Akie Abe, the wife of Japanese Prime Minister Shinzo Abe, gave a speech at the “Myanmar Festival 2014” in Tokyo on 18 October urging Japan’s business leaders to think of Burma as a potential long-term business partner rather than a source of cheap labour.
Ms. Abe has a reputation for being one of the most outspoken first ladies in modern Japanese history, and she isn’t shy about publicly stating her opposition to some of the primes minister’s key policy goals—including such controversial issues as nuclear power and her husband’s unpopular plan to increase the consumption tax. In fact, Akie has opposed her husband on so many issues that Japan’s media has dubbed her the “in-house” opposition party.
While some critics say Ms. Abe’s actions are a political ploy to soften the prime minister’s ultra-conservative reputation, Akie has demonstrated her long-term commitment to Burma by raising money to build schools in the country and even writing her master’s thesis about Burma.
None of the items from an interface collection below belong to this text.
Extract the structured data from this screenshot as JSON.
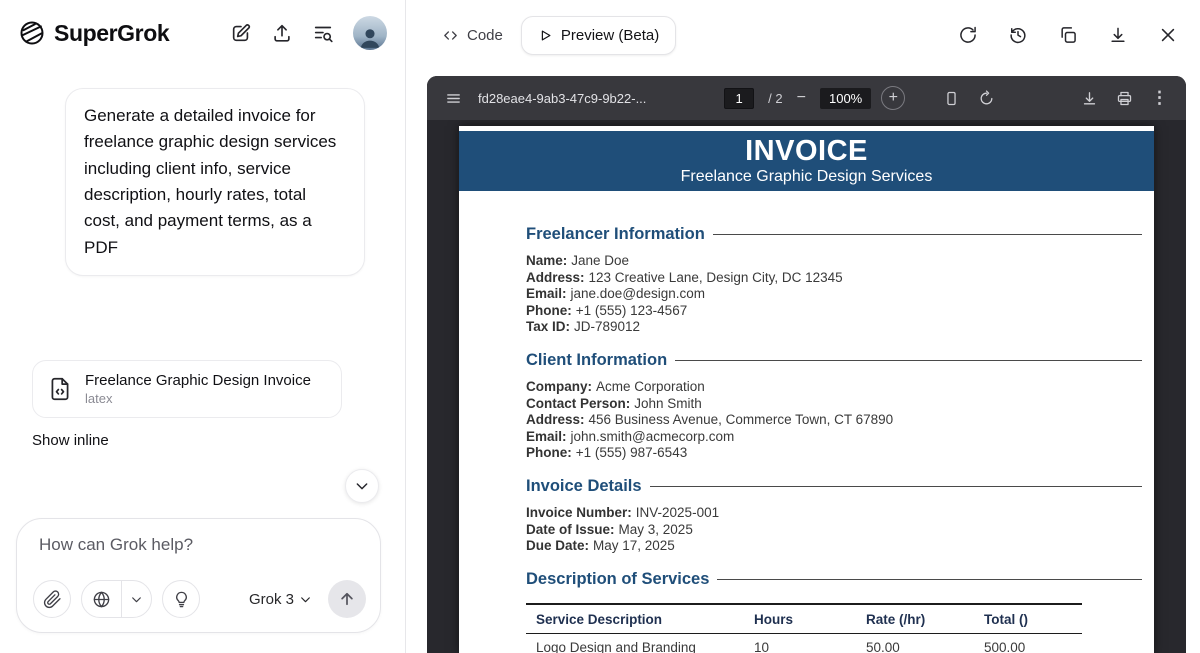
{
  "colors": {
    "invoice_blue": "#1f4e79",
    "pdf_toolbar_bg": "#38383d"
  },
  "left_panel": {
    "brand": "SuperGrok",
    "user_message": "Generate a detailed invoice for freelance graphic design services including client info, service description, hourly rates, total cost, and payment terms, as a PDF",
    "file_card": {
      "title": "Freelance Graphic Design Invoice",
      "subtitle": "latex"
    },
    "show_inline_label": "Show inline",
    "composer": {
      "placeholder": "How can Grok help?",
      "model_label": "Grok 3"
    }
  },
  "preview_panel": {
    "tabs": {
      "code": "Code",
      "preview": "Preview (Beta)"
    },
    "toolbar": {
      "filename": "fd28eae4-9ab3-47c9-9b22-...",
      "page": "1",
      "page_of": "/ 2",
      "zoom": "100%",
      "zoom_out_glyph": "−",
      "zoom_in_glyph": "+",
      "more_glyph": "⋮"
    },
    "invoice": {
      "title": "INVOICE",
      "subtitle": "Freelance Graphic Design Services",
      "sections": [
        {
          "heading": "Freelancer Information",
          "fields": [
            {
              "label": "Name:",
              "value": "Jane Doe"
            },
            {
              "label": "Address:",
              "value": "123 Creative Lane, Design City, DC 12345"
            },
            {
              "label": "Email:",
              "value": "jane.doe@design.com"
            },
            {
              "label": "Phone:",
              "value": "+1 (555) 123-4567"
            },
            {
              "label": "Tax ID:",
              "value": "JD-789012"
            }
          ]
        },
        {
          "heading": "Client Information",
          "fields": [
            {
              "label": "Company:",
              "value": "Acme Corporation"
            },
            {
              "label": "Contact Person:",
              "value": "John Smith"
            },
            {
              "label": "Address:",
              "value": "456 Business Avenue, Commerce Town, CT 67890"
            },
            {
              "label": "Email:",
              "value": "john.smith@acmecorp.com"
            },
            {
              "label": "Phone:",
              "value": "+1 (555) 987-6543"
            }
          ]
        },
        {
          "heading": "Invoice Details",
          "fields": [
            {
              "label": "Invoice Number:",
              "value": "INV-2025-001"
            },
            {
              "label": "Date of Issue:",
              "value": "May 3, 2025"
            },
            {
              "label": "Due Date:",
              "value": "May 17, 2025"
            }
          ]
        },
        {
          "heading": "Description of Services",
          "fields": []
        }
      ],
      "table": {
        "headers": [
          "Service Description",
          "Hours",
          "Rate (/hr)",
          "Total ()"
        ],
        "rows": [
          [
            "Logo Design and Branding",
            "10",
            "50.00",
            "500.00"
          ]
        ]
      }
    }
  }
}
Yet the Japanese government is also eager to convince Burma that it’s not only interested in making profits from Burma’s cheap labour force. Shortly after Burma “opened up” in 2011, Japan organized a conference in Tokyo which led to the cancellation of billions of dollars’ worth of Burma’s debt obligations, clearing the way for Burma to receive loans from international financial institutions. In addition, when Japanese Foreign Minister Fumio Kishida visited Naypyidaw in March, Burma’s state media announced that Japan had pledged to increase its financial contribution to various UN agencies in Burma by US$16 million.
At the time, Burma’s state-owned media reported that Japan’s $US 16 million contribution was part of an overall $75.2 million aid package Tokyo has been providing to UN programmes administered by the UNHCR, UNICEF and the World Food Programme (WFP) in Burma, and that Japan insisted that its latest contribution be earmarked for ethnic populations displaced by violence— including UNICEF deliveries of emergency food aid for children and pregnant women. In addition, the money was reportedly allocated to support UNHCR programmes for IDP camp management, services and shelters.
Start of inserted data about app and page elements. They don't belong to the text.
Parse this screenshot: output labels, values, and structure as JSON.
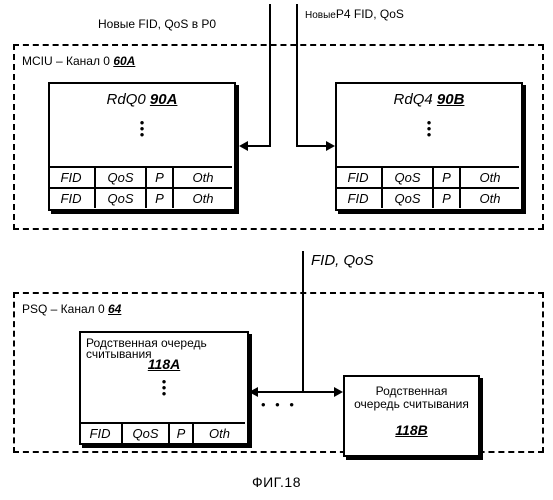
{
  "figure": {
    "caption": "ФИГ.18"
  },
  "callouts": {
    "top_left": "Новые FID, QoS в P0",
    "top_right_prefix": "Новые",
    "top_right_main": "P4 FID, QoS",
    "middle": "FID, QoS",
    "ellipsis": "• • •"
  },
  "groups": [
    {
      "name": "mciu",
      "label_text": "MCIU – Канал 0 ",
      "label_ref": "60A"
    },
    {
      "name": "psq",
      "label_text": "PSQ – Канал 0 ",
      "label_ref": "64"
    }
  ],
  "queues": {
    "rdq0": {
      "title_text": "RdQ0 ",
      "title_ref": "90A",
      "dots": [
        "•",
        "•",
        "•"
      ],
      "rows": [
        [
          "FID",
          "QoS",
          "P",
          "Oth"
        ],
        [
          "FID",
          "QoS",
          "P",
          "Oth"
        ]
      ]
    },
    "rdq4": {
      "title_text": "RdQ4 ",
      "title_ref": "90B",
      "dots": [
        "•",
        "•",
        "•"
      ],
      "rows": [
        [
          "FID",
          "QoS",
          "P",
          "Oth"
        ],
        [
          "FID",
          "QoS",
          "P",
          "Oth"
        ]
      ]
    },
    "sibling_a": {
      "title_line1": "Родственная очередь",
      "title_line2": "считывания",
      "title_ref": "118A",
      "dots": [
        "•",
        "•",
        "•"
      ],
      "rows": [
        [
          "FID",
          "QoS",
          "P",
          "Oth"
        ]
      ]
    },
    "sibling_b": {
      "title_line1": "Родственная",
      "title_line2": "очередь считывания",
      "title_ref": "118B"
    }
  },
  "colors": {
    "ink": "#000000",
    "paper": "#ffffff"
  }
}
During the Japanese foreign minister’s visit in March, Burmese media outlets also reported that Japan had simultaneously announced it would provide the Burmese government with an additional US$23.4 million in loans to the Burmese government, in part to develop the Thilawa Special Economic Zone (SEZ) near Rangoon.
Several Japanese companies—including Suzuki, Toyota and Mitsubishi—have made commitments to invest in Thilawa, Japan’s flagship development project in the country. However, Japan has been criticized for its general lack of transparency regarding the Thilawa project, and the venture has been delayed by farmers who claim their land was confiscated in order to make way for the SEZ; their compensation was woefully insufficient; and that they were resettled in uninhabitable locations that are unsuitable for farming.
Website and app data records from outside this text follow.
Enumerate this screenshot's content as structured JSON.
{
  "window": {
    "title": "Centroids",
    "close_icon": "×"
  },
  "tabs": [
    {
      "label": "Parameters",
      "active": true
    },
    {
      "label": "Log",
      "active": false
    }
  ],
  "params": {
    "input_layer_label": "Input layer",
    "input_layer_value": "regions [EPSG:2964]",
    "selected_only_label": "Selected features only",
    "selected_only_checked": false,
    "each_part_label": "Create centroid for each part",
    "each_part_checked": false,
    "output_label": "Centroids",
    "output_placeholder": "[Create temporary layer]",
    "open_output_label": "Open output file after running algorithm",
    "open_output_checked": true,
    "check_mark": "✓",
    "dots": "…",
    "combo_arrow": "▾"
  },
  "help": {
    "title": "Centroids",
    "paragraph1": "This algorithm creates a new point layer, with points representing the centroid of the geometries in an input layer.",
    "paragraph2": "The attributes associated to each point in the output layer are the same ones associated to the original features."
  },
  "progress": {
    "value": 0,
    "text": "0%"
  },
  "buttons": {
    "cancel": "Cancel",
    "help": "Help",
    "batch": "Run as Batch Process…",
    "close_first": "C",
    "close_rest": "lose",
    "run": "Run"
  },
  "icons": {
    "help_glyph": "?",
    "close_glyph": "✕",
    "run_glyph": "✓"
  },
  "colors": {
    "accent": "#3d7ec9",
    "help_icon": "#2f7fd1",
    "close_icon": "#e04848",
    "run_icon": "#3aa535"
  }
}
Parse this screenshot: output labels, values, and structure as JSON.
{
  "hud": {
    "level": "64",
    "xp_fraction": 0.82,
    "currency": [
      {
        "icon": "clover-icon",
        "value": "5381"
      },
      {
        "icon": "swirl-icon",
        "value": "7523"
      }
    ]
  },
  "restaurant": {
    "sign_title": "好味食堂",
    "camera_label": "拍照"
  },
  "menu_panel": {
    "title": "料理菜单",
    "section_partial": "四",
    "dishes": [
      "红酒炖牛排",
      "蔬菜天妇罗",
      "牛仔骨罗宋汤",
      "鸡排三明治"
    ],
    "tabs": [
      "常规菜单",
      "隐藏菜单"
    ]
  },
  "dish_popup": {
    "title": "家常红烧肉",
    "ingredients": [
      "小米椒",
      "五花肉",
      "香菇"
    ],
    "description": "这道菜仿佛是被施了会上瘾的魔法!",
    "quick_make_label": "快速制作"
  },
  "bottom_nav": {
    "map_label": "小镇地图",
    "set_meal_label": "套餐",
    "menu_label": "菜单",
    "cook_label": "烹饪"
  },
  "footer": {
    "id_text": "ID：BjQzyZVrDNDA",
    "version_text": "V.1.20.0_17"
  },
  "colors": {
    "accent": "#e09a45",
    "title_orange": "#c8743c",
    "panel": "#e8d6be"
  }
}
But Japanese and other foreign companies are still keen to invest in Thilawa, which is expected to be one of the few industrial zones in Burma with reliable water and electricity supplies along with ready access to the sea. Foreign investors are also encouraged by signs that government regulation of companies operating in the SEZ will be lenient.
For instance, earlier this month Burma announced rules which allow manufacturers based in Thilawa to use asbestos, imported industrial waste and toxic chemicals. The new rules also permit investors to engage in a wide range of business activities, most of which will benefit from Burma’s plentiful supply of cheap labour.
Regardless of whether Ms. Abe’s recent statement about Japanese policy towards Burma is part of a calculated political ploy to soften the image of Japan’s ultra-conservative prime minister, don’t expect Akie to slow down any time soon. For those who want to learn more about Ms. Abe, you can follow her on Facebook, where she’s been known to post unflattering pictures of her husband. And for those interested in Ms. Abe’s musings prior to her husband’s second stint as prime minister, check out her blog, entitled “Smile Talk with Akie Abe.”
The Myanmar Festival 2014 was held in Tokyo from 17-19 October and celebrated 60 years of diplomatic relations between Japan and Burma. Although last year the Japan Times billed the festival as purely a cultural event, this year Ms. Abe gave her controversial speech at a business forum held during the festival.
According to the festival’s website, the day before the cultural festival began several Burma-related business activities were held, and during the cultural festival itself Japanese companies apparently had a chance to display their products and services designed for the Burmese market.
One of the Japanese companies participating in the event was “Vision to Motion,” which said on its website that “We will participate in Myanmar Festival 2014 to introduce Myanmar culture, our line of services offering that support Myanmar market entry, and report what we are doing in Myanmar. Please feel free to visit our booth…”